◆ **Exercise prompt**: Your task is to print all of the data below exactly, with no pictures included.

[Opening Excerpted records section]

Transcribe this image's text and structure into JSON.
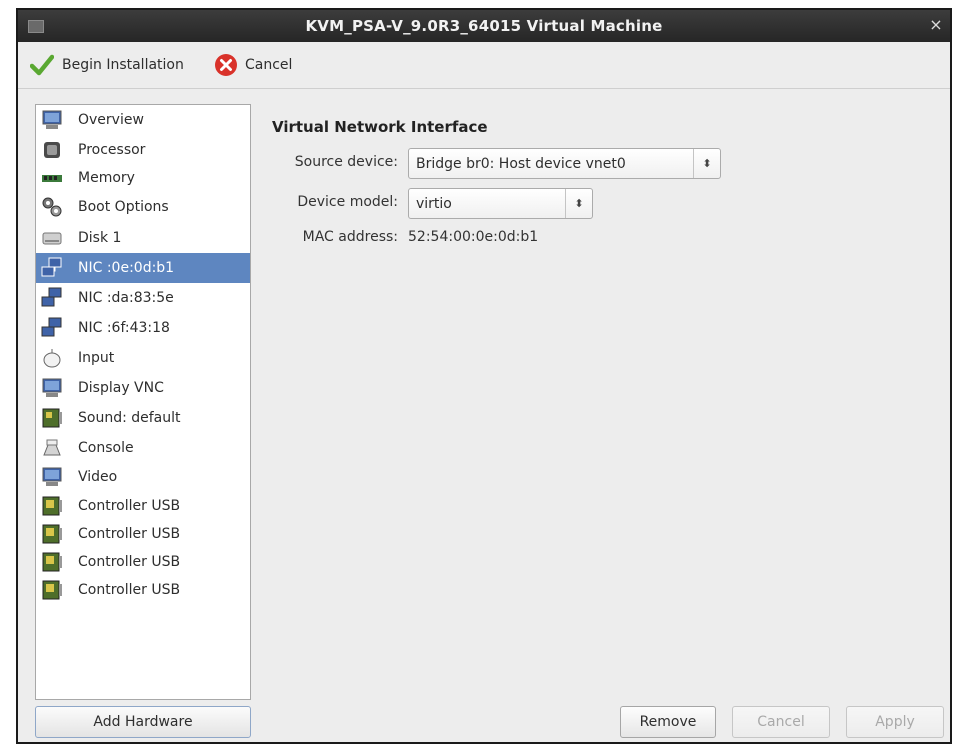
{
  "window": {
    "title": "KVM_PSA-V_9.0R3_64015 Virtual Machine",
    "close_glyph": "×"
  },
  "toolbar": {
    "begin_label": "Begin Installation",
    "cancel_label": "Cancel"
  },
  "sidebar": {
    "selected_index": 5,
    "items": [
      {
        "label": "Overview",
        "icon": "monitor-icon"
      },
      {
        "label": "Processor",
        "icon": "processor-icon"
      },
      {
        "label": "Memory",
        "icon": "memory-icon"
      },
      {
        "label": "Boot Options",
        "icon": "boot-options-icon"
      },
      {
        "label": "Disk 1",
        "icon": "disk-icon"
      },
      {
        "label": "NIC :0e:0d:b1",
        "icon": "nic-icon"
      },
      {
        "label": "NIC :da:83:5e",
        "icon": "nic-icon"
      },
      {
        "label": "NIC :6f:43:18",
        "icon": "nic-icon"
      },
      {
        "label": "Input",
        "icon": "mouse-icon"
      },
      {
        "label": "Display VNC",
        "icon": "display-icon"
      },
      {
        "label": "Sound: default",
        "icon": "sound-card-icon"
      },
      {
        "label": "Console",
        "icon": "console-icon"
      },
      {
        "label": "Video",
        "icon": "video-icon"
      },
      {
        "label": "Controller USB",
        "icon": "controller-icon"
      },
      {
        "label": "Controller USB",
        "icon": "controller-icon"
      },
      {
        "label": "Controller USB",
        "icon": "controller-icon"
      },
      {
        "label": "Controller USB",
        "icon": "controller-icon"
      }
    ],
    "add_hardware_label": "Add Hardware"
  },
  "details": {
    "section_title": "Virtual Network Interface",
    "source_device_label": "Source device:",
    "source_device_value": "Bridge br0: Host device vnet0",
    "device_model_label": "Device model:",
    "device_model_value": "virtio",
    "mac_label": "MAC address:",
    "mac_value": "52:54:00:0e:0d:b1",
    "combo_arrow": "⬍"
  },
  "buttons": {
    "remove": "Remove",
    "cancel": "Cancel",
    "apply": "Apply"
  }
}
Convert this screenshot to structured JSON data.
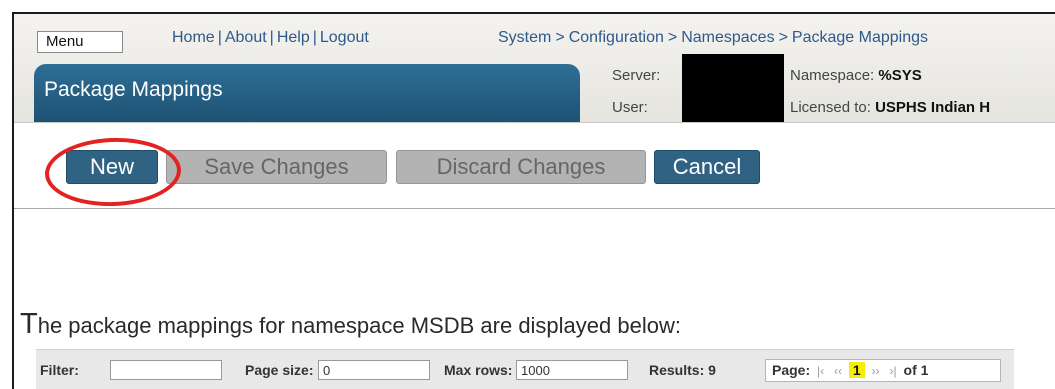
{
  "header": {
    "menu_label": "Menu",
    "links": [
      "Home",
      "About",
      "Help",
      "Logout"
    ],
    "breadcrumb": [
      "System",
      "Configuration",
      "Namespaces",
      "Package Mappings"
    ],
    "breadcrumb_sep": ">",
    "page_title": "Package Mappings",
    "server_label": "Server:",
    "user_label": "User:",
    "namespace_label": "Namespace:",
    "namespace_value": "%SYS",
    "licensed_label": "Licensed to:",
    "licensed_value": "USPHS Indian H"
  },
  "toolbar": {
    "new_label": "New",
    "save_label": "Save Changes",
    "discard_label": "Discard Changes",
    "cancel_label": "Cancel"
  },
  "description": {
    "first_letter": "T",
    "rest": "he package mappings for namespace MSDB are displayed below:"
  },
  "table_nav": {
    "filter_label": "Filter:",
    "filter_value": "",
    "page_size_label": "Page size:",
    "page_size_value": "0",
    "max_rows_label": "Max rows:",
    "max_rows_value": "1000",
    "results_label": "Results: 9",
    "page_label": "Page:",
    "first_glyph": "|‹",
    "prev_glyph": "‹‹",
    "current_page": "1",
    "next_glyph": "››",
    "last_glyph": "›|",
    "of_label": "of 1"
  },
  "colors": {
    "title_tab": "#1d5274",
    "primary_button": "#2f6283",
    "disabled_button": "#b3b3b3",
    "link": "#2d5a8a",
    "highlight_circle": "#e52222",
    "current_page_bg": "#f6f000"
  }
}
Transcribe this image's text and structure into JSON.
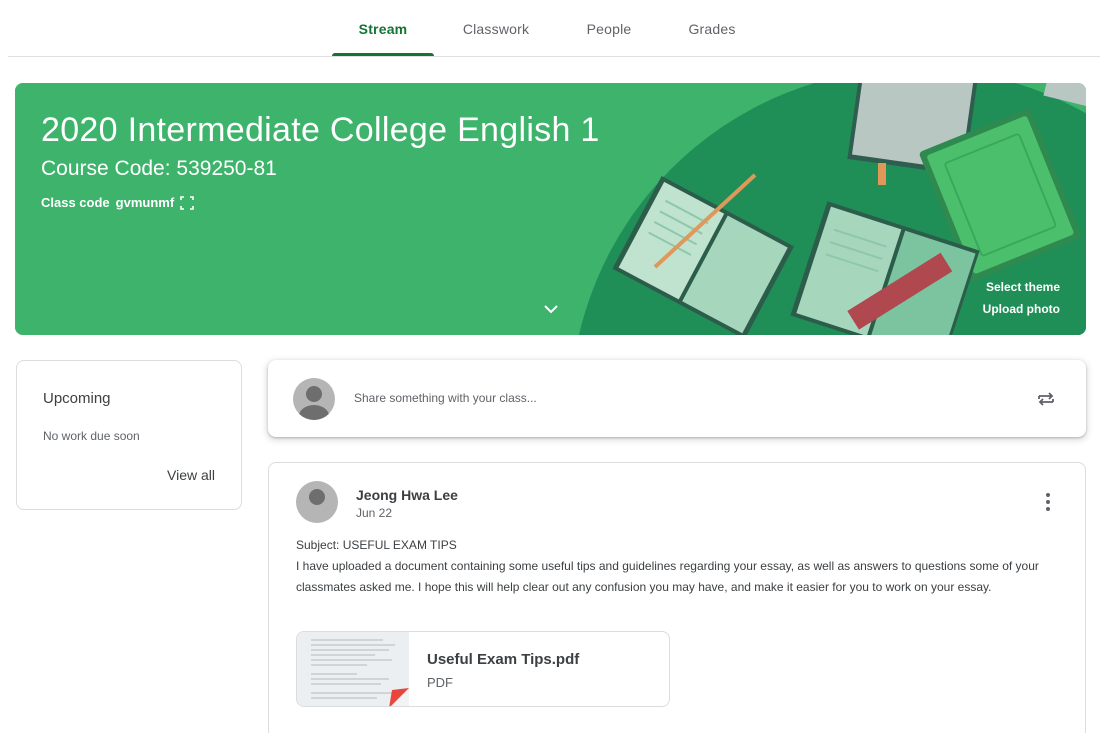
{
  "tabs": [
    {
      "label": "Stream",
      "active": true
    },
    {
      "label": "Classwork",
      "active": false
    },
    {
      "label": "People",
      "active": false
    },
    {
      "label": "Grades",
      "active": false
    }
  ],
  "banner": {
    "title": "2020 Intermediate College English 1",
    "course_code": "Course Code: 539250-81",
    "class_code_label": "Class code",
    "class_code_value": "gvmunmf",
    "select_theme": "Select theme",
    "upload_photo": "Upload photo",
    "color": "#3db36b"
  },
  "upcoming": {
    "heading": "Upcoming",
    "empty_text": "No work due soon",
    "view_all": "View all"
  },
  "share": {
    "placeholder": "Share something with your class..."
  },
  "post": {
    "author": "Jeong Hwa Lee",
    "date": "Jun 22",
    "subject": "Subject: USEFUL EXAM TIPS",
    "body": "I have uploaded a document containing some useful tips and guidelines regarding your essay, as well as answers to questions some of your classmates asked me. I hope this will help clear out any confusion you may have, and make it easier for you to work on your essay.",
    "attachment": {
      "name": "Useful Exam Tips.pdf",
      "type": "PDF"
    }
  },
  "colors": {
    "accent": "#137333",
    "banner": "#3db36b",
    "banner_dark": "#1e8e50"
  },
  "icons": {
    "class_code": "fullscreen-icon",
    "banner_expand": "chevron-down-icon",
    "share": "repost-icon",
    "post_menu": "more-vert-icon"
  }
}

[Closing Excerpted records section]

◆ **Written solution**:
Transcribe this image's text and structure into JSON.
{
  "window": {
    "title": "KVM_PSA-V_9.0R3_64015 Virtual Machine",
    "close_glyph": "×"
  },
  "toolbar": {
    "begin_label": "Begin Installation",
    "cancel_label": "Cancel"
  },
  "sidebar": {
    "selected_index": 5,
    "items": [
      {
        "label": "Overview",
        "icon": "monitor-icon"
      },
      {
        "label": "Processor",
        "icon": "processor-icon"
      },
      {
        "label": "Memory",
        "icon": "memory-icon"
      },
      {
        "label": "Boot Options",
        "icon": "boot-options-icon"
      },
      {
        "label": "Disk 1",
        "icon": "disk-icon"
      },
      {
        "label": "NIC :0e:0d:b1",
        "icon": "nic-icon"
      },
      {
        "label": "NIC :da:83:5e",
        "icon": "nic-icon"
      },
      {
        "label": "NIC :6f:43:18",
        "icon": "nic-icon"
      },
      {
        "label": "Input",
        "icon": "mouse-icon"
      },
      {
        "label": "Display VNC",
        "icon": "display-icon"
      },
      {
        "label": "Sound: default",
        "icon": "sound-card-icon"
      },
      {
        "label": "Console",
        "icon": "console-icon"
      },
      {
        "label": "Video",
        "icon": "video-icon"
      },
      {
        "label": "Controller USB",
        "icon": "controller-icon"
      },
      {
        "label": "Controller USB",
        "icon": "controller-icon"
      },
      {
        "label": "Controller USB",
        "icon": "controller-icon"
      },
      {
        "label": "Controller USB",
        "icon": "controller-icon"
      }
    ],
    "add_hardware_label": "Add Hardware"
  },
  "details": {
    "section_title": "Virtual Network Interface",
    "source_device_label": "Source device:",
    "source_device_value": "Bridge br0: Host device vnet0",
    "device_model_label": "Device model:",
    "device_model_value": "virtio",
    "mac_label": "MAC address:",
    "mac_value": "52:54:00:0e:0d:b1",
    "combo_arrow": "⬍"
  },
  "buttons": {
    "remove": "Remove",
    "cancel": "Cancel",
    "apply": "Apply"
  }
}
Convert this screenshot to structured JSON data.
{
  "header": {
    "menu_label": "Menu",
    "links": [
      "Home",
      "About",
      "Help",
      "Logout"
    ],
    "breadcrumb": [
      "System",
      "Configuration",
      "Namespaces",
      "Package Mappings"
    ],
    "breadcrumb_sep": ">",
    "page_title": "Package Mappings",
    "server_label": "Server:",
    "user_label": "User:",
    "namespace_label": "Namespace:",
    "namespace_value": "%SYS",
    "licensed_label": "Licensed to:",
    "licensed_value": "USPHS Indian H"
  },
  "toolbar": {
    "new_label": "New",
    "save_label": "Save Changes",
    "discard_label": "Discard Changes",
    "cancel_label": "Cancel"
  },
  "description": {
    "first_letter": "T",
    "rest": "he package mappings for namespace MSDB are displayed below:"
  },
  "table_nav": {
    "filter_label": "Filter:",
    "filter_value": "",
    "page_size_label": "Page size:",
    "page_size_value": "0",
    "max_rows_label": "Max rows:",
    "max_rows_value": "1000",
    "results_label": "Results: 9",
    "page_label": "Page:",
    "first_glyph": "|‹",
    "prev_glyph": "‹‹",
    "current_page": "1",
    "next_glyph": "››",
    "last_glyph": "›|",
    "of_label": "of 1"
  },
  "colors": {
    "title_tab": "#1d5274",
    "primary_button": "#2f6283",
    "disabled_button": "#b3b3b3",
    "link": "#2d5a8a",
    "highlight_circle": "#e52222",
    "current_page_bg": "#f6f000"
  }
}
Transcribe this image's text and structure into JSON.
{
  "tabs": [
    {
      "label": "Stream",
      "active": true
    },
    {
      "label": "Classwork",
      "active": false
    },
    {
      "label": "People",
      "active": false
    },
    {
      "label": "Grades",
      "active": false
    }
  ],
  "banner": {
    "title": "2020 Intermediate College English 1",
    "course_code": "Course Code: 539250-81",
    "class_code_label": "Class code",
    "class_code_value": "gvmunmf",
    "select_theme": "Select theme",
    "upload_photo": "Upload photo",
    "color": "#3db36b"
  },
  "upcoming": {
    "heading": "Upcoming",
    "empty_text": "No work due soon",
    "view_all": "View all"
  },
  "share": {
    "placeholder": "Share something with your class..."
  },
  "post": {
    "author": "Jeong Hwa Lee",
    "date": "Jun 22",
    "subject": "Subject: USEFUL EXAM TIPS",
    "body": "I have uploaded a document containing some useful tips and guidelines regarding your essay, as well as answers to questions some of your classmates asked me. I hope this will help clear out any confusion you may have, and make it easier for you to work on your essay.",
    "attachment": {
      "name": "Useful Exam Tips.pdf",
      "type": "PDF"
    }
  },
  "colors": {
    "accent": "#137333",
    "banner": "#3db36b",
    "banner_dark": "#1e8e50"
  },
  "icons": {
    "class_code": "fullscreen-icon",
    "banner_expand": "chevron-down-icon",
    "share": "repost-icon",
    "post_menu": "more-vert-icon"
  }
}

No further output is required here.